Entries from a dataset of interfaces
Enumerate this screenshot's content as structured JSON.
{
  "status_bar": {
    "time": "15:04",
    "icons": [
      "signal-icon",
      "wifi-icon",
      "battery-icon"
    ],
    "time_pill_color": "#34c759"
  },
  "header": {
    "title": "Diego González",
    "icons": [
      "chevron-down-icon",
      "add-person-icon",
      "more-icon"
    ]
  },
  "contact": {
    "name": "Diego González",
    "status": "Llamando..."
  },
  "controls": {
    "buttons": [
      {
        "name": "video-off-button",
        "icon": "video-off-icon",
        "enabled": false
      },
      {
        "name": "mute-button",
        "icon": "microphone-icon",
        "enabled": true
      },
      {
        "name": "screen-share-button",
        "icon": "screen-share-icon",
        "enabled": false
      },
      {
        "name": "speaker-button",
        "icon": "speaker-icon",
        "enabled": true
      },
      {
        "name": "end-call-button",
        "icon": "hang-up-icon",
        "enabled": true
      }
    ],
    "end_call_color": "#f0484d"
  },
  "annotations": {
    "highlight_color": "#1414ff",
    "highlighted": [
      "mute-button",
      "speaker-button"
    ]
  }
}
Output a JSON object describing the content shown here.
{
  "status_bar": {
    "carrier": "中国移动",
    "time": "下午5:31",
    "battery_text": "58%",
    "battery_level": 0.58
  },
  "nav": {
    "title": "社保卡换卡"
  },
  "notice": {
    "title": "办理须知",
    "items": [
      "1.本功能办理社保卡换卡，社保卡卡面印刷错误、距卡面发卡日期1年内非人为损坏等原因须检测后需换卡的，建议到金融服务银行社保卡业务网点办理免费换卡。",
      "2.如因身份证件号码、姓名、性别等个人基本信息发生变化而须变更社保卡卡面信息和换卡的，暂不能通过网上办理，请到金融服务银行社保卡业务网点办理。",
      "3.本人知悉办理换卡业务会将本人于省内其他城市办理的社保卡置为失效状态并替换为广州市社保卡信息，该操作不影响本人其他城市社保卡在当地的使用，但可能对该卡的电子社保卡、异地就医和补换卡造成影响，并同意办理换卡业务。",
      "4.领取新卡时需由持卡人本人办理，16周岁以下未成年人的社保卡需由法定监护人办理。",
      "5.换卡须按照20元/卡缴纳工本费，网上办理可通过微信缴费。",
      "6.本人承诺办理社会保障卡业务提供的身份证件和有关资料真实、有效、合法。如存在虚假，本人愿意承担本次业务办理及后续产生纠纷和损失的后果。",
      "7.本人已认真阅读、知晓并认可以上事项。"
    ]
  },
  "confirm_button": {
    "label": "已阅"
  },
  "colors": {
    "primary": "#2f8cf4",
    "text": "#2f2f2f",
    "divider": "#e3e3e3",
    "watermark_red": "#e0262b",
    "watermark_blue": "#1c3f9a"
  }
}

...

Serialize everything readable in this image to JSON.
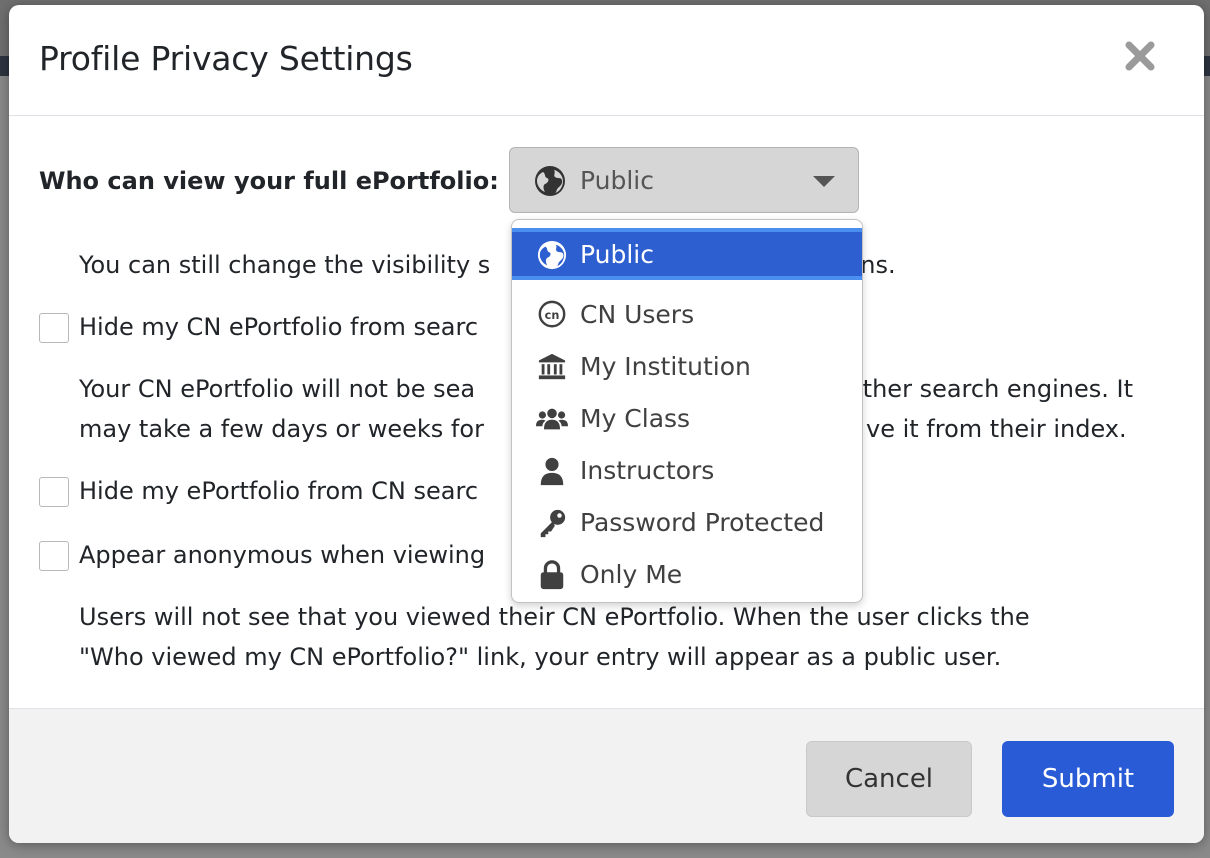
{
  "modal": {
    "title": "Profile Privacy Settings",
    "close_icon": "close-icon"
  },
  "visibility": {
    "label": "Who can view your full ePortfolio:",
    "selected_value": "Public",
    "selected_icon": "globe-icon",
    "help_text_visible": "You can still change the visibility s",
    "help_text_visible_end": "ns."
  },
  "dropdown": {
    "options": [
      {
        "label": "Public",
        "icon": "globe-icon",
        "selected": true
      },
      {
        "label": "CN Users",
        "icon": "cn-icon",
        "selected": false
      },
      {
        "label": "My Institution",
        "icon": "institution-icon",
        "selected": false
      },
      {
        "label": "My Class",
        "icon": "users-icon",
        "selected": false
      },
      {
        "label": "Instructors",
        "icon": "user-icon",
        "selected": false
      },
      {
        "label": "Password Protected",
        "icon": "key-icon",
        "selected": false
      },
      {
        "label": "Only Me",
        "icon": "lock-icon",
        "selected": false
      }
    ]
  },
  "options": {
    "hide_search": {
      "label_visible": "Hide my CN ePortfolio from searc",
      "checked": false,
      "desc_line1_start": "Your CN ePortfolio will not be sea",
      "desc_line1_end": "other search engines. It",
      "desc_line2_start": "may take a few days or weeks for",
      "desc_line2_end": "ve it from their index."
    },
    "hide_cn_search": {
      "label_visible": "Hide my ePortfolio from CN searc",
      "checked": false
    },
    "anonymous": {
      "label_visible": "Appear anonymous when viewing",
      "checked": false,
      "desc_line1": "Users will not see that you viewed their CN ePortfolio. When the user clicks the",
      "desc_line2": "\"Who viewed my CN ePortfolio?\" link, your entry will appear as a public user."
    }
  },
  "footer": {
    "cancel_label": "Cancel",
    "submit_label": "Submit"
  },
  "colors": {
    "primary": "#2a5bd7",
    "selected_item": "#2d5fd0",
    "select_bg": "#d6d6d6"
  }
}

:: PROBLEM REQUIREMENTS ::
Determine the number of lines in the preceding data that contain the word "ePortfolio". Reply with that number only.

:: TASK RESPONSE ::
6